STRASBOURG, France, DEC. 12, 2004 (Zenit.org).- Amid the ongoing debates over secularism, a new book focuses on the contribution of St. Benedict and the Benedictines to the continent’s humanism.
The volume, entitled “St. Benedict, the First European,” written by Polish researcher Ludmilla Grygiel, was presented at the initiative of the Life and Family Foundation of Subiaco, for the 140th anniversary of the proclamation of the saint as patron of Europe. The book was presented at the headquarters of the European Parliament.
At the presentation Grygiel recalled that “the period following antiquity, in which St. Benedict lived, had many features similar to those of postmodernity.”
“The present European crisis,” she said, “is not due so much to economic difficulties or political differences, as it is to Europeans’ identity crisis, caused by forgetfulness of their own cultural provenance, and rejection of their own genealogy.”
According to the writer, “St. Benedict leads us to a sphere that precedes and transcends politics, namely culture; he reminds us of Europe’s primordial cultural unity.”
“With loving care, he is concerned about the integral development of man with full respect for his dignity and divine rights,” thus determining “the special character of European culture, whose center is the human person,” the researcher said.
Thanks to Benedict (480-543), one the phenomena characteristic of Western Christianity — the separation of throne and altar — began to be affirmed, the Pole said.
At the same time, the founder of Western monasticism inspired the formulation of politics as service to the good of each person and to the common good, Grygiel added.

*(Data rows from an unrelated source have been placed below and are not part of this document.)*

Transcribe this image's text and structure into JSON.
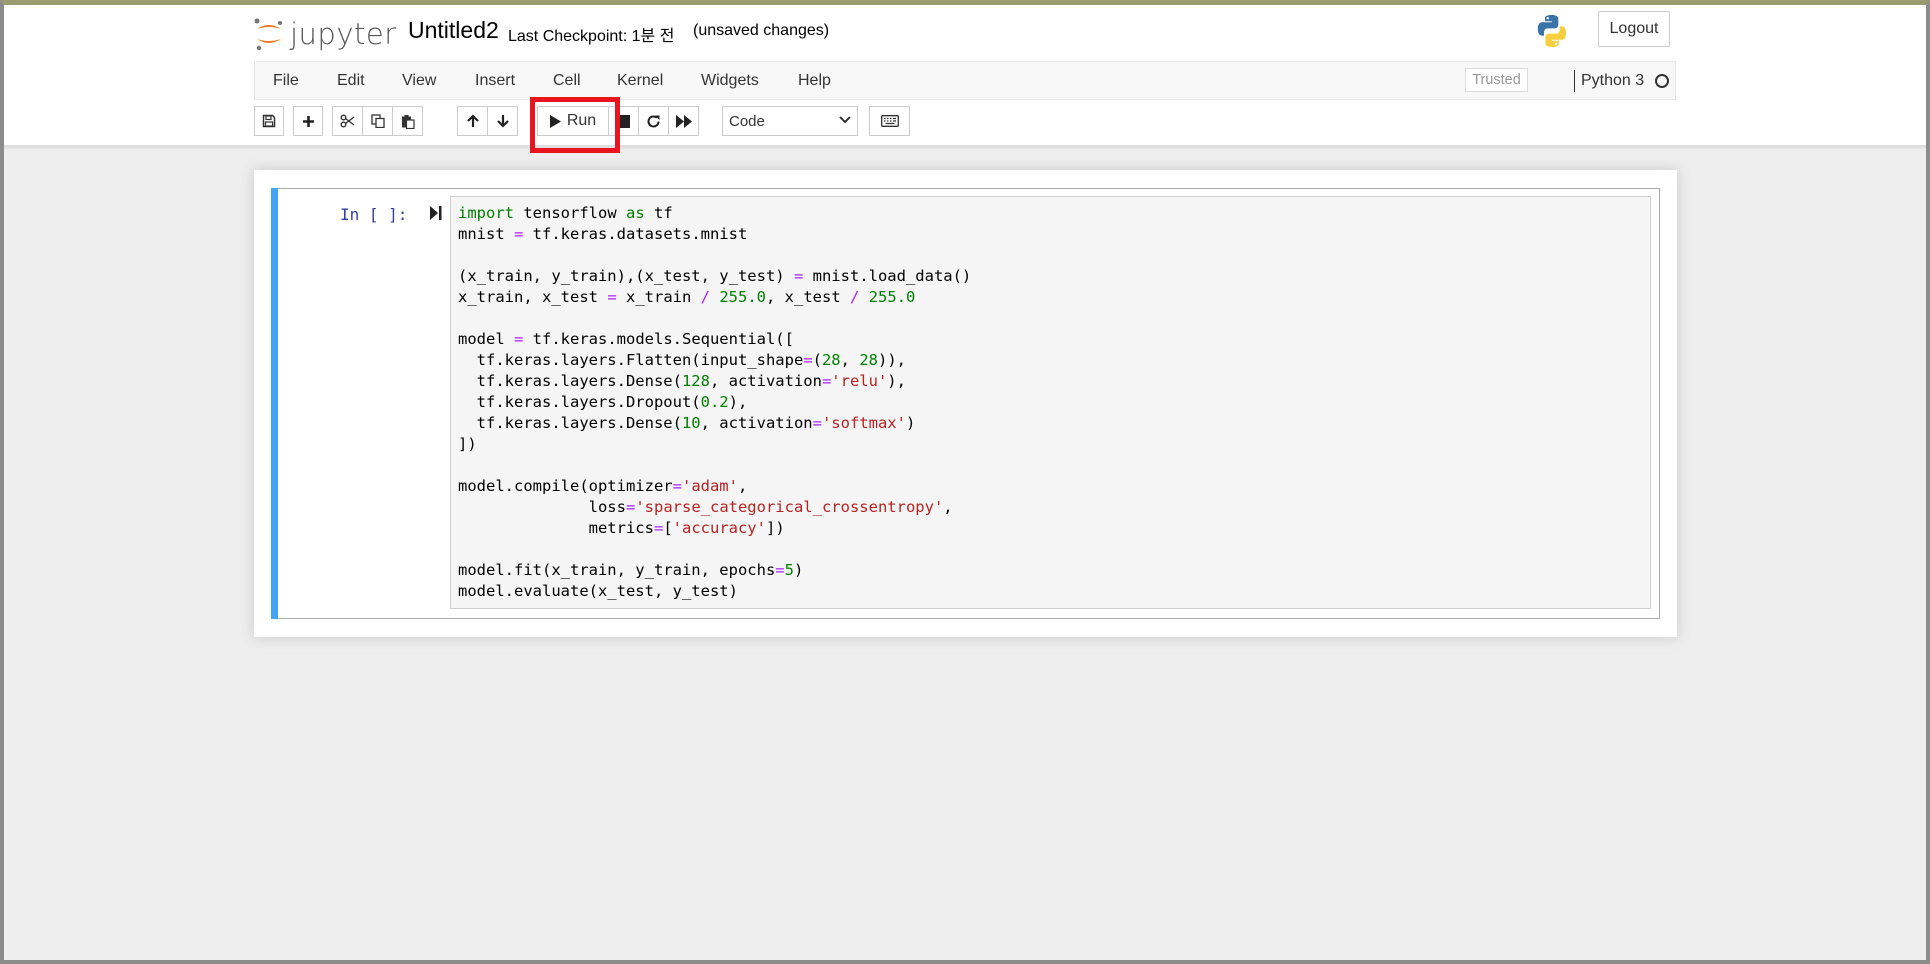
{
  "header": {
    "logo_text": "jupyter",
    "notebook_name": "Untitled2",
    "checkpoint": "Last Checkpoint: 1분 전",
    "autosave_status": "(unsaved changes)",
    "logout_label": "Logout"
  },
  "menubar": {
    "items": [
      "File",
      "Edit",
      "View",
      "Insert",
      "Cell",
      "Kernel",
      "Widgets",
      "Help"
    ],
    "trusted_label": "Trusted",
    "kernel_name": "Python 3"
  },
  "toolbar": {
    "buttons": [
      "save-icon",
      "plus-icon",
      "cut-icon",
      "copy-icon",
      "paste-icon",
      "arrow-up-icon",
      "arrow-down-icon",
      "play-icon",
      "stop-icon",
      "restart-icon",
      "fast-forward-icon",
      "keyboard-icon"
    ],
    "run_label": "Run",
    "cell_type": "Code",
    "highlight_color": "#e8141e"
  },
  "cell": {
    "prompt": "In [ ]:",
    "lines": [
      "import tensorflow as tf",
      "mnist = tf.keras.datasets.mnist",
      "",
      "(x_train, y_train),(x_test, y_test) = mnist.load_data()",
      "x_train, x_test = x_train / 255.0, x_test / 255.0",
      "",
      "model = tf.keras.models.Sequential([",
      "  tf.keras.layers.Flatten(input_shape=(28, 28)),",
      "  tf.keras.layers.Dense(128, activation='relu'),",
      "  tf.keras.layers.Dropout(0.2),",
      "  tf.keras.layers.Dense(10, activation='softmax')",
      "])",
      "",
      "model.compile(optimizer='adam',",
      "              loss='sparse_categorical_crossentropy',",
      "              metrics=['accuracy'])",
      "",
      "model.fit(x_train, y_train, epochs=5)",
      "model.evaluate(x_test, y_test)"
    ]
  },
  "colors": {
    "selected_cell_bar": "#42a5f5",
    "prompt": "#303f9f",
    "keyword": "#008000",
    "operator": "#aa22ff",
    "string": "#ba2121"
  }
}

Therefore, “the Christianization of Europe coincides with the process of humanization of politics and legislation which are nourished by fundamental Christian values,” she said. “Together with the New Evangelization, there should be a course on the new Europeanization of Europe, inspired by what it was at the beginning.”